“We have the raw materials and I believe that we also have the human resources in Africa, and it is high time that the world of business really shed some of its doubts about Africa and moved in. I believe that it is much easier to make your next million dollars in Africa than in the United States or Britain. We are waiting for you – come. Our governments are opening up.” Africa has freely accepted the African peer review mechanism which “ensures good and democratic governance and respect for private property and private enterprise.” And countries like his own Ghana, he added, are “beacons to show people how to develop in the current world.” He told his audience of CEOs. “If you come, the Millennium Development Goals will truly be achieved. However, if you stay away, we will continue to depend on the ODAs, which are inelastic and cannot help us enough to generate the resources for us to be able to take our people out of the binds of poverty and general handicaps.”
The Business Call to Action is part of a major campaign which seeks to accelerate progress towards meeting the MDGs by 2015. During 2008 the campaign and its supporters aim to build momentum and galvanise initiatives from businesses, governments, NGOs, faith groups and civil society. A pivotal moment will be the UN Secretary General’s high-level event on the MDGs in New York on 25 September bringing together world leaders, civil society and the private sector to help translate existing commitments into action, and bolster the global partnership for development.
MAKING MARKETS WORK FOR THE POOR
The Business Call for Action is part of DFID’s new strategy to support private sector development. It focuses on making markets work better – and in a way that involves and benefi ts the poor. This type of market development helps to make growth an inclusive process. Vibrant, broad-based markets encourage the private sector to invest more, create more jobs, and increase poor people’s access to affordable goods and services. By improving the operation of markets, DFID’s private sector development work will have a positive impact on the overall economic performance and growth of its partner countries.
The strategy focuses on three themes – Access, Competition, and Engagement: ACCESS to increased market participation by the poor.
creating incentives for innovation and improved productivity, as well as providing more affordable goods and services to the poor.
with the private sector to increase their capacity to invest in ways that benefit the poor.

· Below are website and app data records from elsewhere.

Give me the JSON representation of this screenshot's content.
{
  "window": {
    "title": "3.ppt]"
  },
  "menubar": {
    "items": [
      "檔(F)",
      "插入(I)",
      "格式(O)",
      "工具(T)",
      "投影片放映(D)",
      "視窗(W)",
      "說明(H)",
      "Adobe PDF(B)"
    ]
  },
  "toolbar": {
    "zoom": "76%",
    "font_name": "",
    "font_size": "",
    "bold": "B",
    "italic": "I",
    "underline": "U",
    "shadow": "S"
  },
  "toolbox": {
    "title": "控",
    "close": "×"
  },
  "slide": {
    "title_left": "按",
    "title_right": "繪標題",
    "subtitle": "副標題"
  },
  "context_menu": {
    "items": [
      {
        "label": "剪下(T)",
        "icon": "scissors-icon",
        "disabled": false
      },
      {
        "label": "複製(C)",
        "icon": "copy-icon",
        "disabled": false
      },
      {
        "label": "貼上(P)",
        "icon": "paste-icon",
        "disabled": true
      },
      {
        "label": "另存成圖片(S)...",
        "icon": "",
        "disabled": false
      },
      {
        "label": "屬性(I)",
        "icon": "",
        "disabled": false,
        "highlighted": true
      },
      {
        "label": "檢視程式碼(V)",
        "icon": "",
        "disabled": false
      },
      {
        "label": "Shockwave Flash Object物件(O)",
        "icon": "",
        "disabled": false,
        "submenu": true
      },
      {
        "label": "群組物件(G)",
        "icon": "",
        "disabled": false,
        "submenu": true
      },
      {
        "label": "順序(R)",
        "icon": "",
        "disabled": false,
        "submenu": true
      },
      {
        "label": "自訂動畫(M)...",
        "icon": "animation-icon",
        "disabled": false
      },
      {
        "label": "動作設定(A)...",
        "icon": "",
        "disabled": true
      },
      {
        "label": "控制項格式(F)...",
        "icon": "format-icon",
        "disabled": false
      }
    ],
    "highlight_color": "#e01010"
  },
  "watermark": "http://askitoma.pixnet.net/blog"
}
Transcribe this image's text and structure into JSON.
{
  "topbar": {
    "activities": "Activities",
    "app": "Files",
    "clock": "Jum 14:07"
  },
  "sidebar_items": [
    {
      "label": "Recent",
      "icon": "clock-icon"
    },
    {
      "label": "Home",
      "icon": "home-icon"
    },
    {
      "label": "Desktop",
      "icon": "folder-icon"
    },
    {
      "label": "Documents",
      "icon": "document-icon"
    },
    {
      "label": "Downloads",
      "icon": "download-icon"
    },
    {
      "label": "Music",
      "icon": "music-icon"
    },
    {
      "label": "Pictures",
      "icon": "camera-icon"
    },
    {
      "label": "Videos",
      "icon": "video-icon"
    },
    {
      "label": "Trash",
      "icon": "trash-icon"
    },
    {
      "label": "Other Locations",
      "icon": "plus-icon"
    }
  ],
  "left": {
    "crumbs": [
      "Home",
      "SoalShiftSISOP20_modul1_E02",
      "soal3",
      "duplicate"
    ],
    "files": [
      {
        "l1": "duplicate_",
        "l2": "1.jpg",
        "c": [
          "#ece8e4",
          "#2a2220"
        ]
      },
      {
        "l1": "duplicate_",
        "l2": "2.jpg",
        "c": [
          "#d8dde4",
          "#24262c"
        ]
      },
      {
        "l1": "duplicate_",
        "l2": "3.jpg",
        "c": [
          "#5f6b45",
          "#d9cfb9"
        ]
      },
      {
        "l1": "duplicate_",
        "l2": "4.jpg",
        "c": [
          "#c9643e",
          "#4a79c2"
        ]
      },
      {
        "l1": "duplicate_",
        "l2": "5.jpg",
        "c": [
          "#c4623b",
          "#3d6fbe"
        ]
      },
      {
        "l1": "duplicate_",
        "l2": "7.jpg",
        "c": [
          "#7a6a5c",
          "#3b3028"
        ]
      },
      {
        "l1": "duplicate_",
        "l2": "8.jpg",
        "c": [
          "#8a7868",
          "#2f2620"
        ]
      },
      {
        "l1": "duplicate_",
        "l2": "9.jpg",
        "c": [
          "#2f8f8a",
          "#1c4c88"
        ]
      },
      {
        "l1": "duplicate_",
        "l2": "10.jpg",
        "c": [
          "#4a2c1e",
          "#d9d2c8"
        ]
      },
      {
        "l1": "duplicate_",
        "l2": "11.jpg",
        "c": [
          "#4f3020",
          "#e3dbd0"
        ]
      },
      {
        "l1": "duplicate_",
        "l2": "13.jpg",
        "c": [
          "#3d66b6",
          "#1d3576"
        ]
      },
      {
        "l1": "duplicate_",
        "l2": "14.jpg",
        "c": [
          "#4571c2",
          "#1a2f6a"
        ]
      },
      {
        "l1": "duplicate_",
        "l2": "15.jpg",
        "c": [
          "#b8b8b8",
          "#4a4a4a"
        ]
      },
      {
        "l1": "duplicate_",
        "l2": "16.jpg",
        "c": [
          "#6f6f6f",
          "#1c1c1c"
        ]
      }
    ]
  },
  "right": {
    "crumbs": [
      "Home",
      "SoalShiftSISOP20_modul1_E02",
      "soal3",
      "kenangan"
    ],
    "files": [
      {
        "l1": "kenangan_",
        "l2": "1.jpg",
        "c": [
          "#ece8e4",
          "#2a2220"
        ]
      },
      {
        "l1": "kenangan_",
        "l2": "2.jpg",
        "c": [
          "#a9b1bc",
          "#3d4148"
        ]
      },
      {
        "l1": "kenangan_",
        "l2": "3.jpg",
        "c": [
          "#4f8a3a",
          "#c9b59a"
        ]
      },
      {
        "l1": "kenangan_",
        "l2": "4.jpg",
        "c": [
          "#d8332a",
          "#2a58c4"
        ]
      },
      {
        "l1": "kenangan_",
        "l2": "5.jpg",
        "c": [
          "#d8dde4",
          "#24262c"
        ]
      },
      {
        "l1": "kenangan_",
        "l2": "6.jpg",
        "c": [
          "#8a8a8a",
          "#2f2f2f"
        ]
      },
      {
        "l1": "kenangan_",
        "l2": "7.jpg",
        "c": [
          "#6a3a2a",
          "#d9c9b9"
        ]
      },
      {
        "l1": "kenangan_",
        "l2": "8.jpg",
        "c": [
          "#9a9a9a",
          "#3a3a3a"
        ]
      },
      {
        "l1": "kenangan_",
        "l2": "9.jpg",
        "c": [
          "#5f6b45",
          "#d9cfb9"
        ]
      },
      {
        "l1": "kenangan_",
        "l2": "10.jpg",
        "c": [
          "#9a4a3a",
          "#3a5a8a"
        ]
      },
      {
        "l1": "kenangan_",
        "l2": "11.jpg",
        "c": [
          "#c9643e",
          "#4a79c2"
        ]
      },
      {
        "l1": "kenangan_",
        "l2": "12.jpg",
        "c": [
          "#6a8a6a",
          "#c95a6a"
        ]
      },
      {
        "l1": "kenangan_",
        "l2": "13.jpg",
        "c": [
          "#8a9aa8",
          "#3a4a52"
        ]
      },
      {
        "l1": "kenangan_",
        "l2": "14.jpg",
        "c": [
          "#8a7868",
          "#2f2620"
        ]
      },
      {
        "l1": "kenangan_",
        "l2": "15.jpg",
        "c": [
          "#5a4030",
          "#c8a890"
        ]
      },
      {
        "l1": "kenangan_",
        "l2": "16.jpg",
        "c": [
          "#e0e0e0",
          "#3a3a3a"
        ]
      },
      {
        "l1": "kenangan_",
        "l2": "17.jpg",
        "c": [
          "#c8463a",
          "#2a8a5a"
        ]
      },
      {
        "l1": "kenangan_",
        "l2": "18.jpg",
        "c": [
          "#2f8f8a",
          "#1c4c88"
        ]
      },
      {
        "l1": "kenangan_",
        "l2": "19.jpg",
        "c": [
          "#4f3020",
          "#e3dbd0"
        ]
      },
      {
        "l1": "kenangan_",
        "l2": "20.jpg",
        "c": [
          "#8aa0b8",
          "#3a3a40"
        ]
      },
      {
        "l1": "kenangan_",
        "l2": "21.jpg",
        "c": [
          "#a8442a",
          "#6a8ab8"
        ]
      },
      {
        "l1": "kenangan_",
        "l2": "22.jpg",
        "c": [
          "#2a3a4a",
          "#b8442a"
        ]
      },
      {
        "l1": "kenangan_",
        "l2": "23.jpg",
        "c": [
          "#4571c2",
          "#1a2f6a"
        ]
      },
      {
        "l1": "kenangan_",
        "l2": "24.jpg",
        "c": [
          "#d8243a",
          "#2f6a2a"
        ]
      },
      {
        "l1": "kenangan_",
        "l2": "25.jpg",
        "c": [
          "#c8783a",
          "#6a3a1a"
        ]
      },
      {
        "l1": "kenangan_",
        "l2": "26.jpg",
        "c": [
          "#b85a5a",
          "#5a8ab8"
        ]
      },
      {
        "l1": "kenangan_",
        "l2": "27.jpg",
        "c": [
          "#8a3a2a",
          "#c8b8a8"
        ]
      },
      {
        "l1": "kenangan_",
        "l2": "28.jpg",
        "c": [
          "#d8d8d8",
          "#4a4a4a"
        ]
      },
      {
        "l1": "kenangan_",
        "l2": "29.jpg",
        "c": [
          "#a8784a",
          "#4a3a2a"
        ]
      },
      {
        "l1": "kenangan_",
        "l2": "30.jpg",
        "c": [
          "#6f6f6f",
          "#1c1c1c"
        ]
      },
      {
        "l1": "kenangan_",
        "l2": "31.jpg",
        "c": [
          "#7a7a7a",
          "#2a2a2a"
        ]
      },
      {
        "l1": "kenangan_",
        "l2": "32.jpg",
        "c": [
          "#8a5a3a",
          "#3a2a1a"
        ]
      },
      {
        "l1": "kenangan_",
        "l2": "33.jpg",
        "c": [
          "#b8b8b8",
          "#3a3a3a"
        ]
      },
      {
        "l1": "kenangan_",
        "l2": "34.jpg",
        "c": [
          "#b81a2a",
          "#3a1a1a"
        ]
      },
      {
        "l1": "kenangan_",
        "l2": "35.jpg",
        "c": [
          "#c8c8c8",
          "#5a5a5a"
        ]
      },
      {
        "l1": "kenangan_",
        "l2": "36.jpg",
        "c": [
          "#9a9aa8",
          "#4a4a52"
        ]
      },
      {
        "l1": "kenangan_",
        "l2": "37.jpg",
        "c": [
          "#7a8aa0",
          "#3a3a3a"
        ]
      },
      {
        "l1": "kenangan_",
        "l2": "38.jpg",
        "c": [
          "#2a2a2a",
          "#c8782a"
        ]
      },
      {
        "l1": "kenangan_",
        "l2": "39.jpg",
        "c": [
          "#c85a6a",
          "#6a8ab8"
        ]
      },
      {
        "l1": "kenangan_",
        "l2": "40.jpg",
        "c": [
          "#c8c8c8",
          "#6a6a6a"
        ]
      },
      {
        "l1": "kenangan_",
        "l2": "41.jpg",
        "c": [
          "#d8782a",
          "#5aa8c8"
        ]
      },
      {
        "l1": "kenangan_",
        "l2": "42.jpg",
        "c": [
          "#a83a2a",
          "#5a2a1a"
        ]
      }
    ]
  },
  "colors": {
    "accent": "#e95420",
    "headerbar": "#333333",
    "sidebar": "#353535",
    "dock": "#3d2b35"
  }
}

By building markets and harnessing the resources of the private sector, it is possible to reduce poverty more effectively – on a larger scale and more sustainably. In practical terms, the market development approach consists of two main stages. First, analysis to identify obstacles to growth and market failures, especially in the economic sectors that are important to poor people. Second, the design and implementation of short-term actions that will act as catalysts for growth and sustained large-scale change, beyond the scope of a single firm or entity
it’s already working…
STREAMLINING THE BUSINESS ENVIRONMENT
?In Ghana the number of days for registering a business has been reduced from 81 to 42. In Mozambique the reform of customs procedures allowed goods to clear customs 40 times faster and customs revenues increased from 2.9% of GDP in 1996 to 5.8% in 2005.
BUILDING INCLUSIVE MARKETS
In South Africa, the development of the ?Mzansi’ Basic Bank Account led to an increase in the number of people with bank accounts from 11.8 million to 19 million. In Bangladesh, the Katalyst programme built improved agriculture extension services through a retailer network that reaches over 1 million farmers..